To install it in our SLURM cluster, since we had previously a collection of programs in /usr/local, we only need to rsync the corresponding folder

rsync -av /usr/share/Modules/modulefiles/ 
        $i:/usr/share/Modules/modulefiles/

After that, unfortunately, if you lauch a job that calls module load SLURM gives this error

/var/spool/slurmd/job00682/slurm_script: 
/usr/bin/modulecmd: No such file or directory

But the error has a very easy workaround as found on the confluence wiki

from

#!/bin/bash

to

#!/bin/bash -login

The error, as explained, is due to the use of the bash shell, instead of the SLURM shell.

 

Advertisements

About bitsanddragons

A traveller, an IT professional and a casual writer
This entry was posted in bits, centos, linux, slurm. Bookmark the permalink.

Leave a Reply

Fill in your details below or click an icon to log in:

WordPress.com Logo

You are commenting using your WordPress.com account. Log Out / Change )

Twitter picture

You are commenting using your Twitter account. Log Out / Change )

Facebook photo

You are commenting using your Facebook account. Log Out / Change )
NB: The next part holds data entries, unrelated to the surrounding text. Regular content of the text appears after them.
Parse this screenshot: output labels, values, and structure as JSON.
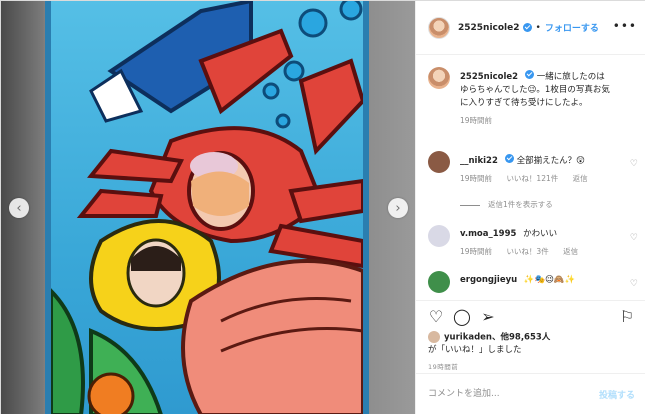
{
  "post": {
    "username": "2525nicole2",
    "follow_label": "フォローする",
    "separator": "•",
    "more_label": "•••"
  },
  "caption": {
    "username": "2525nicole2",
    "text": "一緒に旅したのはゆらちゃんでした😉。1枚目の写真お気に入りすぎて待ち受けにしたよ。",
    "time": "19時間前"
  },
  "comments": [
    {
      "username": "__niki22",
      "text": "全部揃えたん？😲",
      "time": "19時間前",
      "likes": "いいね！121件",
      "reply": "返信",
      "view_replies": "返信1件を表示する",
      "avatar_color": "#8a5a44"
    },
    {
      "username": "v.moa_1995",
      "text": "かわいい",
      "time": "19時間前",
      "likes": "いいね！3件",
      "reply": "返信",
      "avatar_color": "#d9d9e6"
    },
    {
      "username": "ergongjieyu",
      "text": "✨🎭😉🙈✨",
      "avatar_color": "#3f8f4a"
    }
  ],
  "likes": {
    "prefix": "yurikaden、他98,653人",
    "suffix": "が「いいね！」しました"
  },
  "timestamp": "19時間前",
  "add_comment": {
    "placeholder": "コメントを追加...",
    "post_label": "投稿する"
  },
  "icons": [
    "heart-icon",
    "comment-icon",
    "share-icon",
    "bookmark-icon"
  ],
  "colors": {
    "accent": "#3897f0",
    "post_disabled": "#b2dffc"
  }
}
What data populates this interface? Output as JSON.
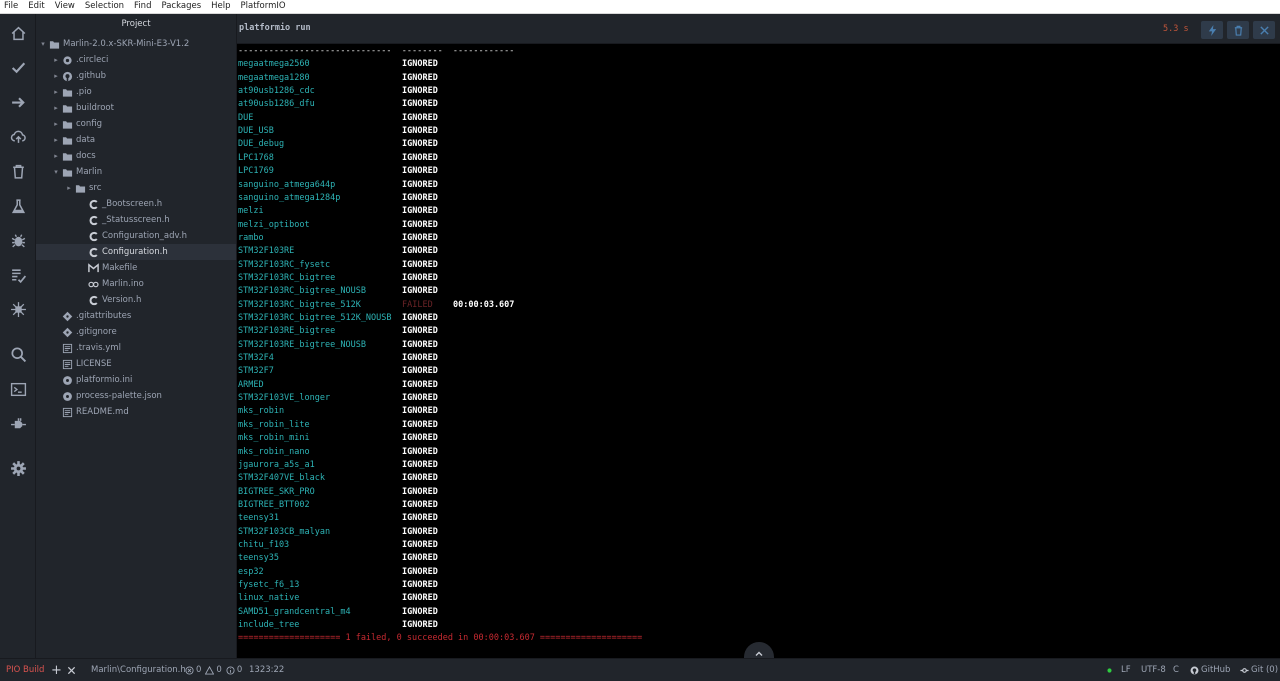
{
  "menubar": [
    "File",
    "Edit",
    "View",
    "Selection",
    "Find",
    "Packages",
    "Help",
    "PlatformIO"
  ],
  "activity_bar": [
    "home-icon",
    "check-icon",
    "arrow-right-icon",
    "cloud-upload-icon",
    "trash-icon",
    "flask-icon",
    "bug-icon",
    "checklist-icon",
    "plug-device-icon",
    "search-icon",
    "terminal-icon",
    "plug-icon",
    "gear-icon"
  ],
  "sidebar": {
    "title": "Project",
    "tree": [
      {
        "label": "Marlin-2.0.x-SKR-Mini-E3-V1.2",
        "type": "folder",
        "depth": 0,
        "expanded": true
      },
      {
        "label": ".circleci",
        "type": "folder-special",
        "depth": 1
      },
      {
        "label": ".github",
        "type": "folder-github",
        "depth": 1
      },
      {
        "label": ".pio",
        "type": "folder",
        "depth": 1
      },
      {
        "label": "buildroot",
        "type": "folder",
        "depth": 1
      },
      {
        "label": "config",
        "type": "folder",
        "depth": 1
      },
      {
        "label": "data",
        "type": "folder",
        "depth": 1
      },
      {
        "label": "docs",
        "type": "folder",
        "depth": 1
      },
      {
        "label": "Marlin",
        "type": "folder",
        "depth": 1,
        "expanded": true
      },
      {
        "label": "src",
        "type": "folder",
        "depth": 2
      },
      {
        "label": "_Bootscreen.h",
        "type": "c-file",
        "depth": 3
      },
      {
        "label": "_Statusscreen.h",
        "type": "c-file",
        "depth": 3
      },
      {
        "label": "Configuration_adv.h",
        "type": "c-file",
        "depth": 3
      },
      {
        "label": "Configuration.h",
        "type": "c-file",
        "depth": 3,
        "selected": true
      },
      {
        "label": "Makefile",
        "type": "makefile",
        "depth": 3
      },
      {
        "label": "Marlin.ino",
        "type": "ino-file",
        "depth": 3
      },
      {
        "label": "Version.h",
        "type": "c-file",
        "depth": 3
      },
      {
        "label": ".gitattributes",
        "type": "git-file",
        "depth": 1
      },
      {
        "label": ".gitignore",
        "type": "git-file",
        "depth": 1
      },
      {
        "label": ".travis.yml",
        "type": "text-file",
        "depth": 1
      },
      {
        "label": "LICENSE",
        "type": "text-file",
        "depth": 1
      },
      {
        "label": "platformio.ini",
        "type": "settings-file",
        "depth": 1
      },
      {
        "label": "process-palette.json",
        "type": "settings-file",
        "depth": 1
      },
      {
        "label": "README.md",
        "type": "text-file",
        "depth": 1
      }
    ]
  },
  "terminal": {
    "title": "platformio run",
    "elapsed": "5.3 s",
    "separator": "------------------------------  --------  ------------",
    "rows": [
      {
        "env": "megaatmega2560",
        "status": "IGNORED"
      },
      {
        "env": "megaatmega1280",
        "status": "IGNORED"
      },
      {
        "env": "at90usb1286_cdc",
        "status": "IGNORED"
      },
      {
        "env": "at90usb1286_dfu",
        "status": "IGNORED"
      },
      {
        "env": "DUE",
        "status": "IGNORED"
      },
      {
        "env": "DUE_USB",
        "status": "IGNORED"
      },
      {
        "env": "DUE_debug",
        "status": "IGNORED"
      },
      {
        "env": "LPC1768",
        "status": "IGNORED"
      },
      {
        "env": "LPC1769",
        "status": "IGNORED"
      },
      {
        "env": "sanguino_atmega644p",
        "status": "IGNORED"
      },
      {
        "env": "sanguino_atmega1284p",
        "status": "IGNORED"
      },
      {
        "env": "melzi",
        "status": "IGNORED"
      },
      {
        "env": "melzi_optiboot",
        "status": "IGNORED"
      },
      {
        "env": "rambo",
        "status": "IGNORED"
      },
      {
        "env": "STM32F103RE",
        "status": "IGNORED"
      },
      {
        "env": "STM32F103RC_fysetc",
        "status": "IGNORED"
      },
      {
        "env": "STM32F103RC_bigtree",
        "status": "IGNORED"
      },
      {
        "env": "STM32F103RC_bigtree_NOUSB",
        "status": "IGNORED"
      },
      {
        "env": "STM32F103RC_bigtree_512K",
        "status": "FAILED",
        "duration": "00:00:03.607"
      },
      {
        "env": "STM32F103RC_bigtree_512K_NOUSB",
        "status": "IGNORED"
      },
      {
        "env": "STM32F103RE_bigtree",
        "status": "IGNORED"
      },
      {
        "env": "STM32F103RE_bigtree_NOUSB",
        "status": "IGNORED"
      },
      {
        "env": "STM32F4",
        "status": "IGNORED"
      },
      {
        "env": "STM32F7",
        "status": "IGNORED"
      },
      {
        "env": "ARMED",
        "status": "IGNORED"
      },
      {
        "env": "STM32F103VE_longer",
        "status": "IGNORED"
      },
      {
        "env": "mks_robin",
        "status": "IGNORED"
      },
      {
        "env": "mks_robin_lite",
        "status": "IGNORED"
      },
      {
        "env": "mks_robin_mini",
        "status": "IGNORED"
      },
      {
        "env": "mks_robin_nano",
        "status": "IGNORED"
      },
      {
        "env": "jgaurora_a5s_a1",
        "status": "IGNORED"
      },
      {
        "env": "STM32F407VE_black",
        "status": "IGNORED"
      },
      {
        "env": "BIGTREE_SKR_PRO",
        "status": "IGNORED"
      },
      {
        "env": "BIGTREE_BTT002",
        "status": "IGNORED"
      },
      {
        "env": "teensy31",
        "status": "IGNORED"
      },
      {
        "env": "STM32F103CB_malyan",
        "status": "IGNORED"
      },
      {
        "env": "chitu_f103",
        "status": "IGNORED"
      },
      {
        "env": "teensy35",
        "status": "IGNORED"
      },
      {
        "env": "esp32",
        "status": "IGNORED"
      },
      {
        "env": "fysetc_f6_13",
        "status": "IGNORED"
      },
      {
        "env": "linux_native",
        "status": "IGNORED"
      },
      {
        "env": "SAMD51_grandcentral_m4",
        "status": "IGNORED"
      },
      {
        "env": "include_tree",
        "status": "IGNORED"
      }
    ],
    "summary": "==================== 1 failed, 0 succeeded in 00:00:03.607 ===================="
  },
  "statusbar": {
    "pio_build": "PIO Build",
    "file": "Marlin\\Configuration.h",
    "errors": "0",
    "warnings": "0",
    "infos": "0",
    "cursor": "1323:22",
    "line_ending": "LF",
    "encoding": "UTF-8",
    "grammar": "C",
    "github": "GitHub",
    "git": "Git (0)"
  },
  "colors": {
    "env_text": "#2db3b5",
    "failed_text": "#6a2326",
    "summary_text": "#c62a31",
    "elapsed_text": "#c0553a",
    "status_dot": "#2ecc40",
    "pio_build": "#c0392b"
  }
}
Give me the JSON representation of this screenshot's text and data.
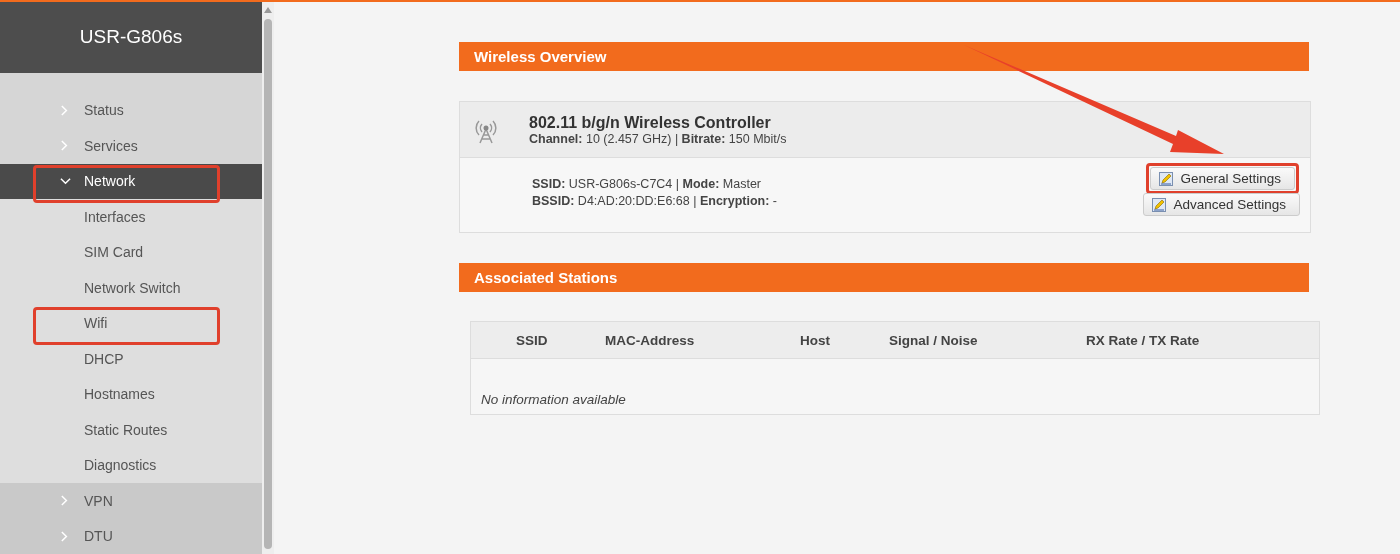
{
  "brand": "USR-G806s",
  "menu": [
    {
      "label": "Status",
      "expanded": false,
      "annotated": false
    },
    {
      "label": "Services",
      "expanded": false,
      "annotated": false
    },
    {
      "label": "Network",
      "expanded": true,
      "annotated": true,
      "children": [
        {
          "label": "Interfaces",
          "annotated": false
        },
        {
          "label": "SIM Card",
          "annotated": false
        },
        {
          "label": "Network Switch",
          "annotated": false
        },
        {
          "label": "Wifi",
          "annotated": true
        },
        {
          "label": "DHCP",
          "annotated": false
        },
        {
          "label": "Hostnames",
          "annotated": false
        },
        {
          "label": "Static Routes",
          "annotated": false
        },
        {
          "label": "Diagnostics",
          "annotated": false
        }
      ]
    },
    {
      "label": "VPN",
      "expanded": false,
      "annotated": false
    },
    {
      "label": "DTU",
      "expanded": false,
      "annotated": false
    }
  ],
  "wireless_overview": {
    "title": "Wireless Overview",
    "device": {
      "name": "802.11 b/g/n Wireless Controller",
      "info": "**Channel:** 10 (2.457 GHz) | **Bitrate:** 150 Mbit/s"
    },
    "network": {
      "lines": [
        "**SSID:** USR-G806s-C7C4 | **Mode:** Master",
        "**BSSID:** D4:AD:20:DD:E6:68 | **Encryption:** -"
      ],
      "buttons": [
        {
          "label": "General Settings",
          "annotated": true
        },
        {
          "label": "Advanced Settings",
          "annotated": false
        }
      ]
    }
  },
  "associated_stations": {
    "title": "Associated Stations",
    "columns": [
      "SSID",
      "MAC-Address",
      "Host",
      "Signal / Noise",
      "RX Rate / TX Rate"
    ],
    "empty_message": "No information available"
  },
  "annotation_arrow": {
    "kind": "arrow"
  }
}
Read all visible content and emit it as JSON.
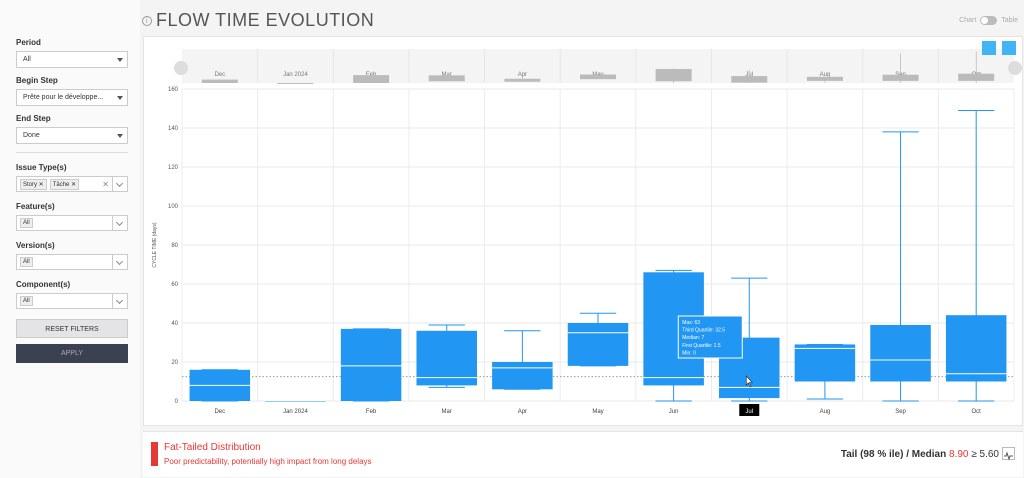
{
  "header": {
    "title": "FLOW TIME EVOLUTION",
    "toggle_left": "Chart",
    "toggle_right": "Table"
  },
  "filters": {
    "period_label": "Period",
    "period_value": "All",
    "begin_label": "Begin Step",
    "begin_value": "Prête pour le développe...",
    "end_label": "End Step",
    "end_value": "Done",
    "issue_label": "Issue Type(s)",
    "issue_tags": [
      "Story",
      "Tâche"
    ],
    "feature_label": "Feature(s)",
    "feature_value": "All",
    "version_label": "Version(s)",
    "version_value": "All",
    "component_label": "Component(s)",
    "component_value": "All",
    "reset_label": "RESET FILTERS",
    "apply_label": "APPLY"
  },
  "navigator_labels": [
    "Dec",
    "Jan 2024",
    "Feb",
    "Mar",
    "Apr",
    "May",
    "Jun",
    "Jul",
    "Aug",
    "Sep",
    "Oct"
  ],
  "chart_data": {
    "type": "box",
    "ylabel": "CYCLE TIME (days)",
    "ylim": [
      0,
      160
    ],
    "yticks": [
      0,
      20,
      40,
      60,
      80,
      100,
      120,
      140,
      160
    ],
    "categories": [
      "Dec",
      "Jan 2024",
      "Feb",
      "Mar",
      "Apr",
      "May",
      "Jun",
      "Jul",
      "Aug",
      "Sep",
      "Oct"
    ],
    "boxes": [
      {
        "min": 0,
        "q1": 0,
        "median": 8,
        "q3": 16,
        "max": 16
      },
      {
        "min": 0,
        "q1": 0,
        "median": 0,
        "q3": 0,
        "max": 0
      },
      {
        "min": 0,
        "q1": 0,
        "median": 18,
        "q3": 37,
        "max": 37
      },
      {
        "min": 7,
        "q1": 8,
        "median": 12,
        "q3": 36,
        "max": 39
      },
      {
        "min": 6,
        "q1": 6,
        "median": 17,
        "q3": 20,
        "max": 36
      },
      {
        "min": 18,
        "q1": 18,
        "median": 35,
        "q3": 40,
        "max": 45
      },
      {
        "min": 0,
        "q1": 8,
        "median": 12,
        "q3": 66,
        "max": 67
      },
      {
        "min": 0,
        "q1": 1.5,
        "median": 7,
        "q3": 32.5,
        "max": 63
      },
      {
        "min": 1,
        "q1": 10,
        "median": 27,
        "q3": 29,
        "max": 29
      },
      {
        "min": 0,
        "q1": 10,
        "median": 21,
        "q3": 39,
        "max": 138
      },
      {
        "min": 0,
        "q1": 10,
        "median": 14,
        "q3": 44,
        "max": 149
      }
    ],
    "reference_line": 12.5,
    "tooltip": {
      "category": "Jul",
      "lines": [
        "Max: 63",
        "Third Quartile: 32.5",
        "Median: 7",
        "First Quartile: 1.5",
        "Min: 0"
      ]
    },
    "box_color": "#2196f3"
  },
  "footer": {
    "status_title": "Fat-Tailed Distribution",
    "status_sub": "Poor predictability, potentially high impact from long delays",
    "tail_label": "Tail (98 % ile) / Median",
    "tail_value": "8.90",
    "tail_cmp": "≥ 5.60"
  }
}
Google+ photo

You are commenting using your Google+ account. Log Out / Change )

Connecting to %s